Vintage Russian Alarm

A Russian watch from my vintage (2) collection (60’s to 90’s)

A gold plated Poljot “Signal” watch which is maybe from the early 1990’s (further inspection of movement could maybe pin it down more exactly).

Poljot "signal" Alarm watch

Manual wind 2812.1 18 jewel movement from the First Moscow Watch Factory (1MChZ, Kirova, Poljot) with alarm complication.

The hour & minute hands and winding is managed by the crown set @4 and the surprisingly loud mechanical alarm is both wound and set anti-clockwise with the upper crown.

Poljot Alarm - 18 jewels with alarm pointer

Gold plated case with stainless steel screw back with alarm off button inset into the base.   The watch is 42mm lug to lug by 37mm width including the crown and 12mm depth.  So quite a nice sized watch.

Overall condition is excellent, dial, crystal and plating are all really good and a few cosmetic scratches to the base near a small inset.  Not shown here but this little stub contacts the end of the small anvil which is struck by the alarm striker.

Alarm sound post
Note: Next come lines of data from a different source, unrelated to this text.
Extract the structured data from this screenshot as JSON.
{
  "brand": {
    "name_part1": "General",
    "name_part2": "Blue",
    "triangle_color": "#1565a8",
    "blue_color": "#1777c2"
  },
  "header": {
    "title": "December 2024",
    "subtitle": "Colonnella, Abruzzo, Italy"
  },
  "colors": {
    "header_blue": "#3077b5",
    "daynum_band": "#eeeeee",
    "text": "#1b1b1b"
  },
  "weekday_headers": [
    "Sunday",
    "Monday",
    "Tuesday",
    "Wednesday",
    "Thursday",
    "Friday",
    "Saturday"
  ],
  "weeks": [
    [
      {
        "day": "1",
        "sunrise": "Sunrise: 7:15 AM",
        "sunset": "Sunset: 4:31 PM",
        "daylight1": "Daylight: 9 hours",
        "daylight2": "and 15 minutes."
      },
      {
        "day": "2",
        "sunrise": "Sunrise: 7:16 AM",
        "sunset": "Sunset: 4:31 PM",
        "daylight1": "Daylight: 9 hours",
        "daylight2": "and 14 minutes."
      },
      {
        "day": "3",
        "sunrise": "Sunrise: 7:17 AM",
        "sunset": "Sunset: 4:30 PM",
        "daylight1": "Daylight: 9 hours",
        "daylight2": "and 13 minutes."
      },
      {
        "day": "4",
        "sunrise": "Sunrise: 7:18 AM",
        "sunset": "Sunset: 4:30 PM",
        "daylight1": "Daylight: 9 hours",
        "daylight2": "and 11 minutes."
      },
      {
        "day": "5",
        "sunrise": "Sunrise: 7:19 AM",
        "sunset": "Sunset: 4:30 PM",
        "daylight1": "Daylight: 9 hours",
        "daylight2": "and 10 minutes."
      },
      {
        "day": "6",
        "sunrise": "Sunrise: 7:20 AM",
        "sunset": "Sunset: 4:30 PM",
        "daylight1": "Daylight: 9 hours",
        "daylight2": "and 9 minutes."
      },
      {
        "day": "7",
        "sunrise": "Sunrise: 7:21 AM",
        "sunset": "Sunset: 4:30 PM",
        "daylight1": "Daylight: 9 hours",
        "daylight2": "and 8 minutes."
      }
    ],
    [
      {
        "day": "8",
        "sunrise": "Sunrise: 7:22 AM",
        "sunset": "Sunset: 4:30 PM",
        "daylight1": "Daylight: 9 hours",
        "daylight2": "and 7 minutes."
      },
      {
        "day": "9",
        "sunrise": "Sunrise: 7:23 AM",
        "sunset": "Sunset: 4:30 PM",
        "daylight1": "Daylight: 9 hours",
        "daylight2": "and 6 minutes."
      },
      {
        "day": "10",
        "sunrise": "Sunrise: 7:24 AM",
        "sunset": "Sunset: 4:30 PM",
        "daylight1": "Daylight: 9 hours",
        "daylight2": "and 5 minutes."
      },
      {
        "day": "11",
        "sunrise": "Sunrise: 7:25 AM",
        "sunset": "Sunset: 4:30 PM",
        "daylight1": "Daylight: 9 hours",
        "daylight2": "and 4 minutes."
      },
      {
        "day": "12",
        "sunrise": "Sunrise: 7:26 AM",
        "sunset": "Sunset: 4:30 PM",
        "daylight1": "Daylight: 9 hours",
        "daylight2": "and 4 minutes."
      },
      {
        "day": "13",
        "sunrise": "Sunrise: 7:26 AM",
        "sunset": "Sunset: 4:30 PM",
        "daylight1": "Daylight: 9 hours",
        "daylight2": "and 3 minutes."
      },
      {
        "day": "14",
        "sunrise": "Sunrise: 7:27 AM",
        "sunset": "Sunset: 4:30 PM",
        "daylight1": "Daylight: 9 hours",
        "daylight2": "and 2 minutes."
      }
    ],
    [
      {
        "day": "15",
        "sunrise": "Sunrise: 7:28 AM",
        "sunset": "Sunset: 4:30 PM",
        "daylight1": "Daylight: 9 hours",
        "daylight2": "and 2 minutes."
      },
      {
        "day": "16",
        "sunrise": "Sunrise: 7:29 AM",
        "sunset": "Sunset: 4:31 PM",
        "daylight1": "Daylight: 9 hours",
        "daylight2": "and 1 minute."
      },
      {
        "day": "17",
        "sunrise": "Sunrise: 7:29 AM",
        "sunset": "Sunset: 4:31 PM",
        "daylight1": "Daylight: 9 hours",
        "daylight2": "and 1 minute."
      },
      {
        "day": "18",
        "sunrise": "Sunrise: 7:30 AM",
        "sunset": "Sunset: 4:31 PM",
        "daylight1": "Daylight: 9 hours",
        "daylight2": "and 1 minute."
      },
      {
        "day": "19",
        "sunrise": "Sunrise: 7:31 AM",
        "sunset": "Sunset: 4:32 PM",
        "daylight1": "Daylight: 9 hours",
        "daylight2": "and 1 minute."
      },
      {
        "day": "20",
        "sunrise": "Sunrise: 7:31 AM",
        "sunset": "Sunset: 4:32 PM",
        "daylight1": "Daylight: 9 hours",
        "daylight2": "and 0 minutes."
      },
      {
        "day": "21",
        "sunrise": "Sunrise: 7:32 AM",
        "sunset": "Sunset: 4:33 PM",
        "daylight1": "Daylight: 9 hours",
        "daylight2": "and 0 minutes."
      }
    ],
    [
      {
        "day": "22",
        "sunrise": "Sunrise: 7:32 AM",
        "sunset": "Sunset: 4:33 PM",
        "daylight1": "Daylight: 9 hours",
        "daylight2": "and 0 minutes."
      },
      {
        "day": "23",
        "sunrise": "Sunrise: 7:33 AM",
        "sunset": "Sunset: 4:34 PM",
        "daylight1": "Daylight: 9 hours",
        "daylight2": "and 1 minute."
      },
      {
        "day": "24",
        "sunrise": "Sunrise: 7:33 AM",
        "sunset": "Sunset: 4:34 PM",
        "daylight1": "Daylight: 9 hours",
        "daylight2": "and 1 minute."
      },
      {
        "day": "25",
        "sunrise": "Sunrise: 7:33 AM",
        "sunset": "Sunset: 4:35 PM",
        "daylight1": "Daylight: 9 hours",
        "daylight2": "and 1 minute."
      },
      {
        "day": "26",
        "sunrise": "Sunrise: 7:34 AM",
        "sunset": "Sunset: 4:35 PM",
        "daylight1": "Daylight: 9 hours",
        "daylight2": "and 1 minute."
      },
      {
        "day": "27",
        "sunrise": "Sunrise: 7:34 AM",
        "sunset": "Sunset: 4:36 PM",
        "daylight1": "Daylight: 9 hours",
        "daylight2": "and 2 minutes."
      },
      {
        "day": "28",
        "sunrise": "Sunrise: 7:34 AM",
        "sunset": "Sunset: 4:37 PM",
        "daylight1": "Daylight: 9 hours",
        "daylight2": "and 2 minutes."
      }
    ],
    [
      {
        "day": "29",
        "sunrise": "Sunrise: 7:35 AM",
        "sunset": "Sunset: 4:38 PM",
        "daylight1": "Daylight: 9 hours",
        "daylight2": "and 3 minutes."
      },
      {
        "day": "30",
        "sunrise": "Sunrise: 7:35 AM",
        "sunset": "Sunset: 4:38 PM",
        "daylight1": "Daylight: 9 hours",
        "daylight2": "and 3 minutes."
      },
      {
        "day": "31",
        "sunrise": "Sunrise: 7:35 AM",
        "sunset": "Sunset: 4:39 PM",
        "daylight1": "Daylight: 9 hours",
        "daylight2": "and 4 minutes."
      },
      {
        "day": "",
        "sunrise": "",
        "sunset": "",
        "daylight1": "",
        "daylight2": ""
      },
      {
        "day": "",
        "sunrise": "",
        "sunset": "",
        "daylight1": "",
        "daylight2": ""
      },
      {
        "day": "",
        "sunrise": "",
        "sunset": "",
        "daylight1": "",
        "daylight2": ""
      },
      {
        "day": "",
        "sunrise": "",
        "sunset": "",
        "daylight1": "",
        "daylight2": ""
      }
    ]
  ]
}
The sound stub (as I call it) just comes through the case-back and assists in amplifying the sound.   The alarm runs for maybe around 10-15 seconds before running down (it may manage longer but I haven’t wound it fully).

And it makes for a pretty loud alarm too  (it also vibrates somewhat) – rather like a high pitched cell phone on silent ring and VERY practical  (When I first got this watch I set it in the kitchen to try it and my wife heard it in the lounge next door!).

To set for a wake-up call – set the alarm the night before by pulling out the top crown – set the hour – wind it up then push in to set and that’s it.

I have to say it’s far better than most of the quartz alarm watches I have – as I frankly rarely hear the darned things with their little electronic beeps (maybe these are just for the young of hearing!)

I simply have to make a point about many of these older Russian watches in that they really are excellent quality movements and invariably keep very good time – as this one does and they are really not expensive.

Let’s face it – try finding a true mechanical alarm watch today at reasonable cost . . . . . . it is not easy!

The first image by the way shows it sporting a new Birkenstock leather strap which compliments it well and I think it looks pretty good.

There’s no doubt that I’ll be collecting a few more of these  Soviet made timepieces – they are classics after all and you don’t see these designs too often.  The “before the wall came down” ones are probably more collectable but all of them are certainly different.

Dugena gold

New but old Dugena

A gold plated Dugena hand wound Swiss Made model with an unusual “sunburst” heavily textured dial with Louis XV hour and minute hands.
Shown here with a Hadley USA 12K Gold Filled expanding bracelet with an alternative (last image) open ended calf leather strap..

Dugena vintage gold

Very unusual too are the numeral markings with black infills and signed Swiss Made.  All contained in a 20 micron (Geneva) stamped two tone textured gold case, which is a better gold thickness than many watches today.
The bezel holding the glass is satin finished and the rest high polished giving a different tone effect.  The back is stainless steel and also marked Swiss Made.
The case also has very small sculpted lugs which has and requires curved spring pins.

Sunburst dial & "grandfather" hands

Unable to get an image of the movement at the moment as the case back is very well fitted and my old Bergeon won’t shift it (I assume it screws there being no slots or apertures visible to suggest press back).

Above shows the Hadley bracelet which I fitted to see how it looked ( and it looks pretty awesome to me!) and the last image shows it with a classic Condor calf leather strap (open ended this one as it had to be very thin at the end to fit the tiny space left around the curved spring bar).
Virtually NOS condition and I have to say it is really perfect.  It is also a very neat watch to wear at 34mm dia and 7.5mm depth.
Timekeeping is really good at just seconds per day which is a nice surprise – so I’ll really have to see that movement sometime

I seem to be building a collection of Dugena watches and this is my oldest one to date.

This 1950/60’s model is signed as Swiss Made which is interesting to me as  in 1927 (founded 1917) they relocated their manufacturing facilities from Switzerland to Germany.  The name is in fact an acronym of (Deutsche Uhrenmacher-Genossenschaft Alpina) or German Watchmaker Association Alpina.  Also the Dugena brand when it started life was a actually branch of the Swiss Alpina Watch company, though it became a separate brand later.
In 1948 they relocated again because they were in the east side of the Berlin wall and set up in west Germany at Darmstadt.

So confusing to say the least – but one thing is not confusing or even uncertain – they are fine watches.

Check out  “Watch of the Week” above – you’ll be in a whirl!